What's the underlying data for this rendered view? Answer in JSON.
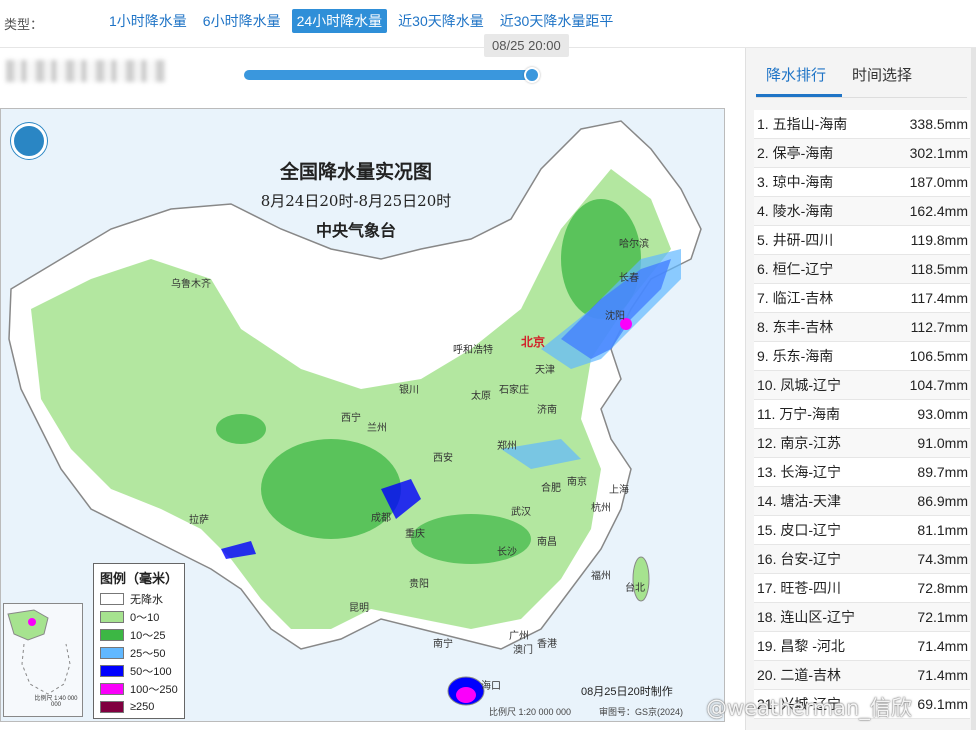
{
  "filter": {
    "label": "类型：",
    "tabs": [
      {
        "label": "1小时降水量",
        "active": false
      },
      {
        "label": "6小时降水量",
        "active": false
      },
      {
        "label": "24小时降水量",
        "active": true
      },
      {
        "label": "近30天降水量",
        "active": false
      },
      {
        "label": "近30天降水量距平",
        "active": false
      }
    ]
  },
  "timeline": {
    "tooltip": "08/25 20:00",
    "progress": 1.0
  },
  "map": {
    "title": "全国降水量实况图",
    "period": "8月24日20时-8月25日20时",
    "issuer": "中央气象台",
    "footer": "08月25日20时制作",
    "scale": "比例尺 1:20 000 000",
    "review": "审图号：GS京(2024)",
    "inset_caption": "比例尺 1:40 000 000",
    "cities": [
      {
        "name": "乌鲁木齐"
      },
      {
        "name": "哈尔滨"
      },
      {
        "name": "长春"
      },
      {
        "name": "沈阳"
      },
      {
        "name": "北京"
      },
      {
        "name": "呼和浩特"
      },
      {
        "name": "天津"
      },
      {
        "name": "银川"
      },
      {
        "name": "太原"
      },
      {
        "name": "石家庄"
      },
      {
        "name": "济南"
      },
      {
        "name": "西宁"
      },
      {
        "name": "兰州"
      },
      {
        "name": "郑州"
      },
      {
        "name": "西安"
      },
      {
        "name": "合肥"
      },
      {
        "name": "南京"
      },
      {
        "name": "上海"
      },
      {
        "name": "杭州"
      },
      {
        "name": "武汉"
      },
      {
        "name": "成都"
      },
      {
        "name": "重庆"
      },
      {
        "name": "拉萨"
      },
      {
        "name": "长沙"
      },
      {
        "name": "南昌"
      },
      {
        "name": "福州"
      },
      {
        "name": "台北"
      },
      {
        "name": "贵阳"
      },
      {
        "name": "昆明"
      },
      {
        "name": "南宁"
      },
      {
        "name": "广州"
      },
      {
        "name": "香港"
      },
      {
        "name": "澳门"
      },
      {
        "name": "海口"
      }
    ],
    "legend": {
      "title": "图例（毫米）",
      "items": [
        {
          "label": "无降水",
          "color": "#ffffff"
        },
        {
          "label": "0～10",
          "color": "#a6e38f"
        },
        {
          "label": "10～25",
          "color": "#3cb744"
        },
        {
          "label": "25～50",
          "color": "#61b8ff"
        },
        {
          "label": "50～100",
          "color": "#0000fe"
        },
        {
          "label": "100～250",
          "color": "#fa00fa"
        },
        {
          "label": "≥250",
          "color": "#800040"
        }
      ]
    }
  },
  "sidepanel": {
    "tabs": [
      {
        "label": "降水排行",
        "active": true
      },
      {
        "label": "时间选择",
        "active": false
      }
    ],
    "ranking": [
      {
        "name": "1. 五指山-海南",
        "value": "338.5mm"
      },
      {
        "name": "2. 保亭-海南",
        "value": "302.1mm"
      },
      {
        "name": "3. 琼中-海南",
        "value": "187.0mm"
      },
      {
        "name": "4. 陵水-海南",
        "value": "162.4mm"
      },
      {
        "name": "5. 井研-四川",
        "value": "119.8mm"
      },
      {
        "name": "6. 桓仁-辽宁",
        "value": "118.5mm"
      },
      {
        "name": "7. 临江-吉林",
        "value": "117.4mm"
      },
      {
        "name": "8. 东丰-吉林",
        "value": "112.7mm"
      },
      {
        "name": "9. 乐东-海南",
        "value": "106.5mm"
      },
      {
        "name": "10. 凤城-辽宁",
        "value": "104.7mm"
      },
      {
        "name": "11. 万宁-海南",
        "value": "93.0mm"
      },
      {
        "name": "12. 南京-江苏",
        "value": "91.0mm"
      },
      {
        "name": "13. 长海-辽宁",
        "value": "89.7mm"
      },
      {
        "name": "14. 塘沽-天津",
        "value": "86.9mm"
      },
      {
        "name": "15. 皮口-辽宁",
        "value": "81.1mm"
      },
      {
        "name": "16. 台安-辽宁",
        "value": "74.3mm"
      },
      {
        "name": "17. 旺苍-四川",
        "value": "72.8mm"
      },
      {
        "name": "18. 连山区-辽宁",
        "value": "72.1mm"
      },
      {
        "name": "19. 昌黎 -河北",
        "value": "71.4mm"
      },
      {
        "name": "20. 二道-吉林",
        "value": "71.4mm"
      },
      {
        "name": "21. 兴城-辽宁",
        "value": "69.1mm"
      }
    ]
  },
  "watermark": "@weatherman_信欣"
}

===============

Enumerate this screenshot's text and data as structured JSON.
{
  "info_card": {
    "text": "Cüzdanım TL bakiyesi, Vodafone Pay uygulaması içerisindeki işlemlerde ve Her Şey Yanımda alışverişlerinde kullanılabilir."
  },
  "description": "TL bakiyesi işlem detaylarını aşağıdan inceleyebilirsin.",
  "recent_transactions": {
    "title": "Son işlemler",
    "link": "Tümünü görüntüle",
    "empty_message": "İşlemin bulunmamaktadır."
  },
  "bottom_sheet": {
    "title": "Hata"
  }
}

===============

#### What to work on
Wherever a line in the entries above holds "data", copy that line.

#### Task output
What's the underlying data for this rendered view? Answer in JSON.
Enumerate this screenshot's text and data as structured JSON.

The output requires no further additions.